How to complete this task
Copy every line of the data that includes the string "armor".

Input material
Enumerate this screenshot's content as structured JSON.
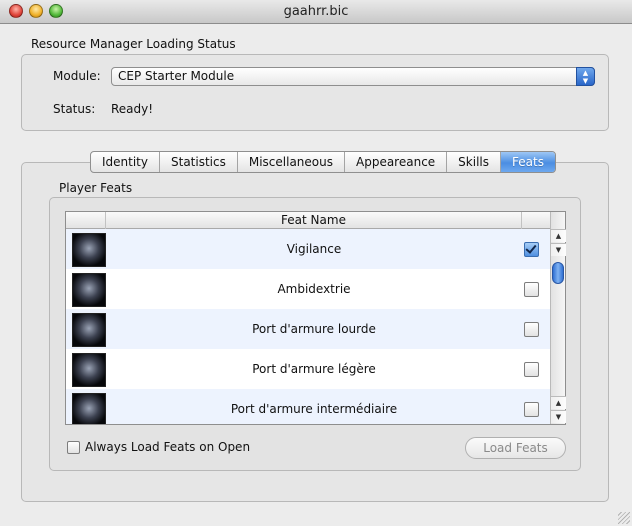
{
  "window": {
    "title": "gaahrr.bic"
  },
  "resource_manager": {
    "group_title": "Resource Manager Loading Status",
    "module_label": "Module:",
    "module_value": "CEP Starter Module",
    "status_label": "Status:",
    "status_value": "Ready!"
  },
  "tabs": [
    {
      "label": "Identity",
      "selected": false
    },
    {
      "label": "Statistics",
      "selected": false
    },
    {
      "label": "Miscellaneous",
      "selected": false
    },
    {
      "label": "Appeareance",
      "selected": false
    },
    {
      "label": "Skills",
      "selected": false
    },
    {
      "label": "Feats",
      "selected": true
    }
  ],
  "player_feats": {
    "group_title": "Player Feats",
    "column_header": "Feat Name",
    "rows": [
      {
        "name": "Vigilance",
        "checked": true,
        "icon": "vigilance-feat-icon"
      },
      {
        "name": "Ambidextrie",
        "checked": false,
        "icon": "ambidextrie-feat-icon"
      },
      {
        "name": "Port d'armure lourde",
        "checked": false,
        "icon": "heavy-armor-feat-icon"
      },
      {
        "name": "Port d'armure légère",
        "checked": false,
        "icon": "light-armor-feat-icon"
      },
      {
        "name": "Port d'armure intermédiaire",
        "checked": false,
        "icon": "medium-armor-feat-icon"
      }
    ],
    "always_load_label": "Always Load Feats on Open",
    "always_load_checked": false,
    "load_button_label": "Load Feats"
  },
  "colors": {
    "selected_tab": "#4b8ee2",
    "alt_row": "#edf3fe",
    "window_bg": "#ececec"
  }
}
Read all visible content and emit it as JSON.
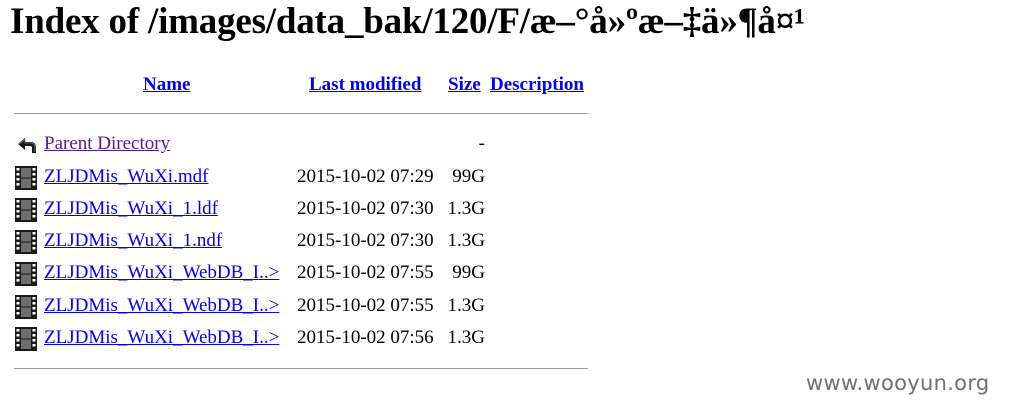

The answer
        "icon": "heavy-armor-feat-icon"
        "icon": "light-armor-feat-icon"
        "icon": "medium-armor-feat-icon"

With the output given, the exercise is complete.